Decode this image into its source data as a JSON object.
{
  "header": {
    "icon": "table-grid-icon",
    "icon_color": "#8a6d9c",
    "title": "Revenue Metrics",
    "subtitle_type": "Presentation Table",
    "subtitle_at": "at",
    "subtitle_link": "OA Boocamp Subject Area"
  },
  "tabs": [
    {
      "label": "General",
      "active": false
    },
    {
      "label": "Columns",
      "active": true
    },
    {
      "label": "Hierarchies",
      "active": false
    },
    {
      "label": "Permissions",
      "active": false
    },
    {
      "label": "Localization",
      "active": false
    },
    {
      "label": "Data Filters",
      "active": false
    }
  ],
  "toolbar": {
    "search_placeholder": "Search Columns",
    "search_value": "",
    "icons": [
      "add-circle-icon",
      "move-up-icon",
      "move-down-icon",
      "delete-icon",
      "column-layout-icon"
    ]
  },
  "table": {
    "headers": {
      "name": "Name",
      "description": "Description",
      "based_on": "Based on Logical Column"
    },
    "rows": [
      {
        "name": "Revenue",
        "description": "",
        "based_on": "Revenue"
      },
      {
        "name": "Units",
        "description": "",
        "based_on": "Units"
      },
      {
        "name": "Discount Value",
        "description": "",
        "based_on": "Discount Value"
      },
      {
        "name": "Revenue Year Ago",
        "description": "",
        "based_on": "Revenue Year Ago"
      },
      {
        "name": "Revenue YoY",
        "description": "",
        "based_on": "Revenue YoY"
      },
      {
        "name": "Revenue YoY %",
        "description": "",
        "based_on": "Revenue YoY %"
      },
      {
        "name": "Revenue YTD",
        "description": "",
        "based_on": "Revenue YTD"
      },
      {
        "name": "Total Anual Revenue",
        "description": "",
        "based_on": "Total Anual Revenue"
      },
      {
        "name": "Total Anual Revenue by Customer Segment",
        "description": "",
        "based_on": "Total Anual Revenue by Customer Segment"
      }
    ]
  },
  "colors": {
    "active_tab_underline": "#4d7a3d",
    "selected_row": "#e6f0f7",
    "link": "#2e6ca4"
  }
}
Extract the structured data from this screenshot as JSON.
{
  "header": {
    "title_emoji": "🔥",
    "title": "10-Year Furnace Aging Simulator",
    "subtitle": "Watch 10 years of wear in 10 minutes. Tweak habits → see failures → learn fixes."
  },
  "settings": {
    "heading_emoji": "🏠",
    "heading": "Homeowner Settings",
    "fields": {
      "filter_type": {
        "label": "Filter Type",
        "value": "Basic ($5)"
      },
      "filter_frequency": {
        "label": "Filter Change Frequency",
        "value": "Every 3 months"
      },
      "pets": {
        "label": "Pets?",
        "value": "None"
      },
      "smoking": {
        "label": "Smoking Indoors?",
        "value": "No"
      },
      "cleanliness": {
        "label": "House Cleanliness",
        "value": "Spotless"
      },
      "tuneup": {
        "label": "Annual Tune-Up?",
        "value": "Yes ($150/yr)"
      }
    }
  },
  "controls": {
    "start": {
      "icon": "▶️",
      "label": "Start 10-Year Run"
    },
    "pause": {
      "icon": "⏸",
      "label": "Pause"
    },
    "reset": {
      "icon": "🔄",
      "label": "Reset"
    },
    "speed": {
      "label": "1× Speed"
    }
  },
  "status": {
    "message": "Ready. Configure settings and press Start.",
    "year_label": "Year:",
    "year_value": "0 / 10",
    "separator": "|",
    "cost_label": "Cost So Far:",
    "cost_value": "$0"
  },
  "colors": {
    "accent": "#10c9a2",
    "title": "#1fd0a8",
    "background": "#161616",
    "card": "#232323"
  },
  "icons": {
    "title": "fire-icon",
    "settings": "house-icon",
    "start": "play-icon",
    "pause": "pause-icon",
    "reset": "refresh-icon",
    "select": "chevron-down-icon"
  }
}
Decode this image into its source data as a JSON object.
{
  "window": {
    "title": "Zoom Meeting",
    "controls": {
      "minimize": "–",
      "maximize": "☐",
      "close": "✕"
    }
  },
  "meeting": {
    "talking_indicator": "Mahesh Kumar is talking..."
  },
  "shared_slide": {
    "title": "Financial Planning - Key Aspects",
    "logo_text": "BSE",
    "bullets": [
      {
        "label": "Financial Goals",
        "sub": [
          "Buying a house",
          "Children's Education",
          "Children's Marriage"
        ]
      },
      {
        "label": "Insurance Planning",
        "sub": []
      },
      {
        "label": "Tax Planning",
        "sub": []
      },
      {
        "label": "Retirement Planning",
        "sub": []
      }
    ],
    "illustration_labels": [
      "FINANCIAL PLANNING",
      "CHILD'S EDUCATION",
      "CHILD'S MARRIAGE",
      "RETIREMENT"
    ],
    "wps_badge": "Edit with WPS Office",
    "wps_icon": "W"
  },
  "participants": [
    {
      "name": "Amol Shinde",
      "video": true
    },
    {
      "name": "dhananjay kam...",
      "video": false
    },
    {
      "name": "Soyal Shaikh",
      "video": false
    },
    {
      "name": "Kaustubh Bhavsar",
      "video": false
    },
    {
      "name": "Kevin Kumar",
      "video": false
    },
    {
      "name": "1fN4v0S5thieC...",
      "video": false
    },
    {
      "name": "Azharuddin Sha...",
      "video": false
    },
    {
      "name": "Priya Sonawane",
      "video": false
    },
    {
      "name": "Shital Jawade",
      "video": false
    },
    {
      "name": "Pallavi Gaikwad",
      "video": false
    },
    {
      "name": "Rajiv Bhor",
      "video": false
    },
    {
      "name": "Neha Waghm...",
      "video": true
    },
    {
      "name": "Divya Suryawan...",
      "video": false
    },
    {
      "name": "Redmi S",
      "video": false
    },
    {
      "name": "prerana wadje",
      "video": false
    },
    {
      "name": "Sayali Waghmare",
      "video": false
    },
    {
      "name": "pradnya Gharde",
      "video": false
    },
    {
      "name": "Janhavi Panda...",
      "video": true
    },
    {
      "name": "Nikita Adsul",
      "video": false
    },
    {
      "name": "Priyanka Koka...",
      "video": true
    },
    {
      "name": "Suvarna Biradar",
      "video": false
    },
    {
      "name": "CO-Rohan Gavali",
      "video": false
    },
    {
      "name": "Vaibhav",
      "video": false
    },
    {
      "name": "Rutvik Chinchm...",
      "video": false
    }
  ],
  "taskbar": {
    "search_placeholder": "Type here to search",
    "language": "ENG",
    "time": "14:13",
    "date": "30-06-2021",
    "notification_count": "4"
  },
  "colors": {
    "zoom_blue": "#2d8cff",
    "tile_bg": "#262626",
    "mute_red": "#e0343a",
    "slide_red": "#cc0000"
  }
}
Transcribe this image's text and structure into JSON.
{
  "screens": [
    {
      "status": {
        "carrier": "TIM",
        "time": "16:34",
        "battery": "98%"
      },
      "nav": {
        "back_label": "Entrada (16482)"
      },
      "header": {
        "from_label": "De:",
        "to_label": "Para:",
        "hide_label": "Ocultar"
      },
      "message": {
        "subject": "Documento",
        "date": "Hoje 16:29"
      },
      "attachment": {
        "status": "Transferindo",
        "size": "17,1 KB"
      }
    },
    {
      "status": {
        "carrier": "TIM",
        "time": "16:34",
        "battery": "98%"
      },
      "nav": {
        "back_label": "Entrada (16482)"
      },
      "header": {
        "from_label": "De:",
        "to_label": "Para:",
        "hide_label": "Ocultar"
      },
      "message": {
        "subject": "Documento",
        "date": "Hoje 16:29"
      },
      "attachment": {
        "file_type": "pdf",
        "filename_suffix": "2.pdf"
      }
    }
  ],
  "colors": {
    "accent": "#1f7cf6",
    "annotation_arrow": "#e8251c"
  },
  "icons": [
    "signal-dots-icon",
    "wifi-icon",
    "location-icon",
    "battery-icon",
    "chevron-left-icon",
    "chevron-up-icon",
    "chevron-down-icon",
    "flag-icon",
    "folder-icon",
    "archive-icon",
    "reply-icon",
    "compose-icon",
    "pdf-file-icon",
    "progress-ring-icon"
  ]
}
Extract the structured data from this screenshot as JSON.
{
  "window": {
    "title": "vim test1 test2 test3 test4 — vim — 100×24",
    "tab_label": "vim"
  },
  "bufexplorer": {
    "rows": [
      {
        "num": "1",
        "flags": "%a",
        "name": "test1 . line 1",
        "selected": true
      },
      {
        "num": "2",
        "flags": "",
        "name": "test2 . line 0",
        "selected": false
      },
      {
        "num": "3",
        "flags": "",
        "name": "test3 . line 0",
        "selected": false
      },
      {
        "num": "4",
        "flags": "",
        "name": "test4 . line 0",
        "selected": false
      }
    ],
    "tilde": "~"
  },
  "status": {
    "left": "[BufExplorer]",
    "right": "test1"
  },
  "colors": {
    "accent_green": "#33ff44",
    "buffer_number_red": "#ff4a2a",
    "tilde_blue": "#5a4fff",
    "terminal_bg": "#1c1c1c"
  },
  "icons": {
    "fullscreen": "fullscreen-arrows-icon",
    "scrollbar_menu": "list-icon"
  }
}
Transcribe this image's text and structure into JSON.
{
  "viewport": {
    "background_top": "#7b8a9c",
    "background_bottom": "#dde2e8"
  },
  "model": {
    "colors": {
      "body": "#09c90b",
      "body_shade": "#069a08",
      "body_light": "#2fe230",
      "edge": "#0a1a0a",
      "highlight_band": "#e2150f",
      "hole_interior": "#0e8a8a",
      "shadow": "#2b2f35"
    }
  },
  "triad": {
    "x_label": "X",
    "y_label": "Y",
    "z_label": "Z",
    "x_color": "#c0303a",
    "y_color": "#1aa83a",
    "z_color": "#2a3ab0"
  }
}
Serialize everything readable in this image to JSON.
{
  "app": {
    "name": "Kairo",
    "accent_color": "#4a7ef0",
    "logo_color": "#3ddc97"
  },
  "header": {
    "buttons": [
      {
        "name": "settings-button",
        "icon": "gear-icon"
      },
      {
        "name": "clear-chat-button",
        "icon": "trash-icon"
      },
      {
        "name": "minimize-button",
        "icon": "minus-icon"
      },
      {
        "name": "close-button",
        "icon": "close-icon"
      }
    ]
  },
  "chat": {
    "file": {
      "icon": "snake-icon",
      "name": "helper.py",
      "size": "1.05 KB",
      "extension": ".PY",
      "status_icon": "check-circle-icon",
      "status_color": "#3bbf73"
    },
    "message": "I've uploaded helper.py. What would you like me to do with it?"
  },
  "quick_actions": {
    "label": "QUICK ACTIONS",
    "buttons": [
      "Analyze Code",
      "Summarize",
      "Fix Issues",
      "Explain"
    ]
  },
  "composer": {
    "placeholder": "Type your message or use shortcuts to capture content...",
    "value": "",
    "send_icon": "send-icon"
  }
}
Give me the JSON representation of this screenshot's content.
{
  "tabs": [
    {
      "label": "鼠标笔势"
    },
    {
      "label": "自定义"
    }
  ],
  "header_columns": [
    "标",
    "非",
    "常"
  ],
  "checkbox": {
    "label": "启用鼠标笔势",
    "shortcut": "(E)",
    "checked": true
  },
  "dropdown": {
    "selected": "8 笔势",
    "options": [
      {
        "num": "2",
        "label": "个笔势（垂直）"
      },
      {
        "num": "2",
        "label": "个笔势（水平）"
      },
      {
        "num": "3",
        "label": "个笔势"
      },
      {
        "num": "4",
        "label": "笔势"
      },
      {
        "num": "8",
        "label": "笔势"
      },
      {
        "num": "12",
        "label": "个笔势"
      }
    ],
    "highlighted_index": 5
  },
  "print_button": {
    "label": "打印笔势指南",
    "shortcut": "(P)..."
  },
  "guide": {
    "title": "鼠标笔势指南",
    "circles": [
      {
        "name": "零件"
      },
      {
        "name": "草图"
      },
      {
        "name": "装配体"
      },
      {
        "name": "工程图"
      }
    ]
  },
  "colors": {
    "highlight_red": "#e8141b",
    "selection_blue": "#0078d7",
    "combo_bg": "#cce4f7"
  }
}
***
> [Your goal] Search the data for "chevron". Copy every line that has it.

> [Solution below]
    "select": "chevron-down-icon"
    "chevron-left-icon",
    "chevron-up-icon",
    "chevron-down-icon",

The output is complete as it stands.